PROVIDED ENTRIES ▸
↓↓↓

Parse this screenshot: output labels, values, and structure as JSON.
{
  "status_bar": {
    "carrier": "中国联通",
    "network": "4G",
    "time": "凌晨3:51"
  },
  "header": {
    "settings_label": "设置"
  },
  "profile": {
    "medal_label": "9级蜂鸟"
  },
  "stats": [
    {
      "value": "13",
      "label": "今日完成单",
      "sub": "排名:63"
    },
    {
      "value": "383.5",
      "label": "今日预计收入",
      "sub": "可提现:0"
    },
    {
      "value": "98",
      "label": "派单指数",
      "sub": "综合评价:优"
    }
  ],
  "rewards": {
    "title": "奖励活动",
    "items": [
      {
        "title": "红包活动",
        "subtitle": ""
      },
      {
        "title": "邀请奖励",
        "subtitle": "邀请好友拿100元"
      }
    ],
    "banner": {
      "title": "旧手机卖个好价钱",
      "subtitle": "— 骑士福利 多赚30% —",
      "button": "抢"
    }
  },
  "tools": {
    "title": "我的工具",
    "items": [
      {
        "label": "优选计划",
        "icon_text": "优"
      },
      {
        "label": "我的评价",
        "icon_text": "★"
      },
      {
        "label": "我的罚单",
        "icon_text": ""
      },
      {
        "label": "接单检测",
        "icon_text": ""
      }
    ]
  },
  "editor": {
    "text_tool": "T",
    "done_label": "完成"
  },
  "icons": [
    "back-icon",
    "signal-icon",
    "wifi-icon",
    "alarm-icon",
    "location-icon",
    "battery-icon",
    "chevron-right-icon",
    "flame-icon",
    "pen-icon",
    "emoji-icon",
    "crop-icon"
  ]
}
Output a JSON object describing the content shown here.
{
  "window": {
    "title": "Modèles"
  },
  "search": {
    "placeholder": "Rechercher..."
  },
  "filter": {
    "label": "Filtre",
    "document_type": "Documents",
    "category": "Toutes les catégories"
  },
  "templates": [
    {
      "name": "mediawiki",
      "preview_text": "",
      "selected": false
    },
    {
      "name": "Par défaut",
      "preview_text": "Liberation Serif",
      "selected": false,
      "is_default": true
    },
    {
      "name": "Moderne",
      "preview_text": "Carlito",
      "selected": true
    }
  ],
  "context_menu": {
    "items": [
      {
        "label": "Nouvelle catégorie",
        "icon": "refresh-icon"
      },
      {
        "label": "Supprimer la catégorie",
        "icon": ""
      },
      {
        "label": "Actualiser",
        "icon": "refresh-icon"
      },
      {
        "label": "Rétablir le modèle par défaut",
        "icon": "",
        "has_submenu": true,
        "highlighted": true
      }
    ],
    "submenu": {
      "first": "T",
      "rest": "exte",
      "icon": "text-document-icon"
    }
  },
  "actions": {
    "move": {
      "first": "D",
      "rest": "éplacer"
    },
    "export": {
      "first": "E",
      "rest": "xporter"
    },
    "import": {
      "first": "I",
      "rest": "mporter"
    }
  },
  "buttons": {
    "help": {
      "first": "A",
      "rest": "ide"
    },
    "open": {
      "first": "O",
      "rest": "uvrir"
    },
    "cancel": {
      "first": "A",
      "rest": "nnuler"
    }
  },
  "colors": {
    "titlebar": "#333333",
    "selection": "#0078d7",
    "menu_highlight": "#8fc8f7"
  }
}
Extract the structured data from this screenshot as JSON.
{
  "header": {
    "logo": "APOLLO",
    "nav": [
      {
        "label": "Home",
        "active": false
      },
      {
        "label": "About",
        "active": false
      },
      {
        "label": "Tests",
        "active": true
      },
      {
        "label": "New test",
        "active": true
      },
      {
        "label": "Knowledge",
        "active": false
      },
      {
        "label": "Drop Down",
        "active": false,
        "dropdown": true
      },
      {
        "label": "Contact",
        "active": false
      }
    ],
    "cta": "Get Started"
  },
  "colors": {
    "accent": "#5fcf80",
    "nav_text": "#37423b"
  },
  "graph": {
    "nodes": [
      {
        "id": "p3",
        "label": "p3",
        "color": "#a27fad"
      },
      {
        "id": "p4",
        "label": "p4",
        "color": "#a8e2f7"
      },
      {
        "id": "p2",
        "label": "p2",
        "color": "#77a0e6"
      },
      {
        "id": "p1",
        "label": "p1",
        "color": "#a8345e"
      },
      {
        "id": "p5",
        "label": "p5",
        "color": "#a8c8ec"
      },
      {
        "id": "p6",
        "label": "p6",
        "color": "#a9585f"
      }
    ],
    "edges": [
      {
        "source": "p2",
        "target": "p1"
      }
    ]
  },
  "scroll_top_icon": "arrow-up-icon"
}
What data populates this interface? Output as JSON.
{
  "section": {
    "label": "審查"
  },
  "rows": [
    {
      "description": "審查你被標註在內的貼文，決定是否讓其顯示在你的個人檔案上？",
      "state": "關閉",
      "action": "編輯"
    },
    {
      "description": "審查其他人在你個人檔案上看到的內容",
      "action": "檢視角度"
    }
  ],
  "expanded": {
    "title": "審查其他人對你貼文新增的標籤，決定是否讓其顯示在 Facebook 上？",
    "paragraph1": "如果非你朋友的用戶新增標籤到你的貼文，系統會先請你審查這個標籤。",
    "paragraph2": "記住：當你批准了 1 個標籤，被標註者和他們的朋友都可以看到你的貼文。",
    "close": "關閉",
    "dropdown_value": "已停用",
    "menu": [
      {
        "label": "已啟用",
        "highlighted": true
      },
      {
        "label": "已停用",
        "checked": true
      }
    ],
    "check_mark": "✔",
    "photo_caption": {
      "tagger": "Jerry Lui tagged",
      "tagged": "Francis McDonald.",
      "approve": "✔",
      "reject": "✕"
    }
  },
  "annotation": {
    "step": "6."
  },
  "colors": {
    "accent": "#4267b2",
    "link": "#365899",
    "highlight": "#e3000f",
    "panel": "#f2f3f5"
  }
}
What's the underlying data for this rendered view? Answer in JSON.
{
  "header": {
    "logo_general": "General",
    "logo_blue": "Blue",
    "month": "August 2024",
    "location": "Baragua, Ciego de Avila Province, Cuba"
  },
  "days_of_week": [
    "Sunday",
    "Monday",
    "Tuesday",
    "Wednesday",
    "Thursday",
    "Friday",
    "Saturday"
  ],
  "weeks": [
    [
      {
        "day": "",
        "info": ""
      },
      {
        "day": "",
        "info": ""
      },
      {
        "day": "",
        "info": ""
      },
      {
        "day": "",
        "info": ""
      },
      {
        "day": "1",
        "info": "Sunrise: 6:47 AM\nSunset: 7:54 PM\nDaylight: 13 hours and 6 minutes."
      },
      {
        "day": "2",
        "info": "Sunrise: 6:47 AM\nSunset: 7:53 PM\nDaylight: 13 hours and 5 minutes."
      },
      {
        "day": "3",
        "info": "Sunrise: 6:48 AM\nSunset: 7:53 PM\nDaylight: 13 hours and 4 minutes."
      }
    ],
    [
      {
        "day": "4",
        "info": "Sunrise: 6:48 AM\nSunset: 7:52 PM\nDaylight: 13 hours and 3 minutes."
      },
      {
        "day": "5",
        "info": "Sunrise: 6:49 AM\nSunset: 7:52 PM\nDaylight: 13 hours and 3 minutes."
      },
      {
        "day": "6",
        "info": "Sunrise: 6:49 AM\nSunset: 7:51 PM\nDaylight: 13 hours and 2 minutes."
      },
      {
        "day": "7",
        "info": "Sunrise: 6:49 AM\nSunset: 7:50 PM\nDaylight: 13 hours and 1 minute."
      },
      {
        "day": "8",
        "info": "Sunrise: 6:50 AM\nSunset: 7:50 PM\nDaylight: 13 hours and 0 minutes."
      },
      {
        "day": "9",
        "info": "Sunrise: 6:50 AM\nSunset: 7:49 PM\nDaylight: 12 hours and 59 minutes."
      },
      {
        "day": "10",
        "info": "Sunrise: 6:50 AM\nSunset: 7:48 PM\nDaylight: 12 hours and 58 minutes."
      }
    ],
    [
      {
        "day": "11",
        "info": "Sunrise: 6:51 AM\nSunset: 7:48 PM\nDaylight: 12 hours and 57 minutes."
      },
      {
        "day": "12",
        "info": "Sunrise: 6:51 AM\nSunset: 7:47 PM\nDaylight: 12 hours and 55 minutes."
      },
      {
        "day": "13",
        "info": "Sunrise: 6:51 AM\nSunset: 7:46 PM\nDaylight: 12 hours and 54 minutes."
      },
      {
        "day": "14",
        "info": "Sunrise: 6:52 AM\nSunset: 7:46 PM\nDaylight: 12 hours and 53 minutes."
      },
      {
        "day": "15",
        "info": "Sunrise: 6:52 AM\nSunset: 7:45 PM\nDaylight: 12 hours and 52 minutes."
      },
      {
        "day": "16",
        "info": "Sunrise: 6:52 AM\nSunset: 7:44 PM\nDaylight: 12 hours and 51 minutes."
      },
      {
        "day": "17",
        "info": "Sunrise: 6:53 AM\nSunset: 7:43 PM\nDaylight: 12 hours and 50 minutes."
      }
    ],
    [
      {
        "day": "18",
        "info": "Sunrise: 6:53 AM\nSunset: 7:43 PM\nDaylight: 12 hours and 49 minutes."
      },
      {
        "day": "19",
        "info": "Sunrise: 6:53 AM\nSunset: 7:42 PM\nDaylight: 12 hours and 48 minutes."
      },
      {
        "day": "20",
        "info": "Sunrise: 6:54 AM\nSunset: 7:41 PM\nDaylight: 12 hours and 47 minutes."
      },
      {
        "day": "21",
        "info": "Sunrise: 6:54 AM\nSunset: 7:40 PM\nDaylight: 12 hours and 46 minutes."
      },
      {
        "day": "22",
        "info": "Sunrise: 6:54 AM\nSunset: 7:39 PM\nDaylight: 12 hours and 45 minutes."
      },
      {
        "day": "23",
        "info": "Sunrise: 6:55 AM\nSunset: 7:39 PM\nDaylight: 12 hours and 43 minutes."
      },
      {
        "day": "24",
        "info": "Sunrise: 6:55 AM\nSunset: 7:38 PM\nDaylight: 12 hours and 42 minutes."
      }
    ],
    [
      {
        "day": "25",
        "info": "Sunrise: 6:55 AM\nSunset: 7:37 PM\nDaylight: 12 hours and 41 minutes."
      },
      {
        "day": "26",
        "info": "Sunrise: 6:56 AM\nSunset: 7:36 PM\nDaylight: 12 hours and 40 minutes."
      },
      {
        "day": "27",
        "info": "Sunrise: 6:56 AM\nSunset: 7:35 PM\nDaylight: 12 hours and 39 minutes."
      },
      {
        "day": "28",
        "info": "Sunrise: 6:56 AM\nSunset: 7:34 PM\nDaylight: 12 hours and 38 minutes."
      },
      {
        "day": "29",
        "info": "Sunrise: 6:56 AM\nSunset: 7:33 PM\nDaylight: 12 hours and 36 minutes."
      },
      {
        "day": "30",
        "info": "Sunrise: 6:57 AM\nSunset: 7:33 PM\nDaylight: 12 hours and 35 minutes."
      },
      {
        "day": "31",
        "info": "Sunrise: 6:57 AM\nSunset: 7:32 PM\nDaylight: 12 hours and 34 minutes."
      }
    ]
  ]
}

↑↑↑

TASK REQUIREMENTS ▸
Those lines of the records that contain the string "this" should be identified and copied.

FINAL ANSWER ▸
Parse this screenshot: output labels, values, and structure as JSON.
Extract the structured data from this screenshot as JSON.
What data populates this interface? Output as JSON.
What's the underlying data for this rendered view? Answer in JSON.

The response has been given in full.